Michael Lavallee and Bradley G. Illston


What is already known:

  • Radar estimates have a multitude of difficulties with accurate estimations from the weather, terrain, or obstacles in the radar’s view. As well as difficulties from characteristics of the radar beam itself.
  • Previous studies have shown that radar estimates have a large bias towards underestimation, up to an underestimation of 80% in some studies.
  • Summer generally has a larger margin of estimation errors when compared to other seasons.

What this study adds:

  • This particular radar estimation product has a slight bias towards underestimation with around 57% of the months investigated having radar underestimates.
  • Locations that are close to the radar site and wetter have the lowest absolute errors. Also, locations with higher rainfall totals have greater radar estimate accuracy when compared to locations at equivalent distances that are drier.
  • May, the month where most convective precipitation occurs, has the largest underestimation errors.
  • Overall radar estimation accuracy could be improved by removing instances when the radar estimated precipitation when gauges recorded none.

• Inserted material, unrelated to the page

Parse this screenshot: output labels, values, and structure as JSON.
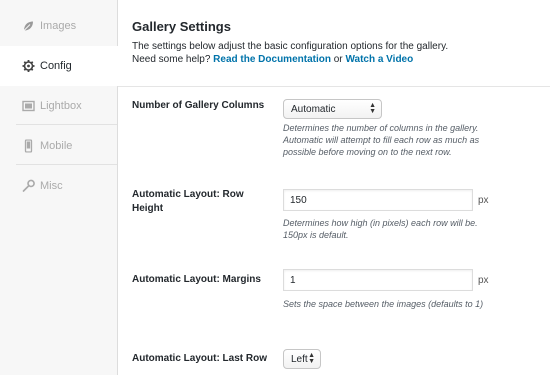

This study investigates the Arkansas-Red Basin River Forecast Center’s P3 radar precipitation estimator accuracy with select Oklahoma Mesonet gauge locations. The data collected comes from the NEXRAD radars located within ARBFC’s forecast area as well as rainfall measurements recorded by the Oklahoma Mesonet stations. Radar estimation errors were analyzed from a temporal and spatial standpoint to determine if errors developed specific trends in estimation accuracy. Greater radar estimation accuracy was observed at locations close to radar sites and at locations that were climatologically wetter. The fall season was also shown to have the smallest margin of radar estimation errors.

Full Paper [PDF]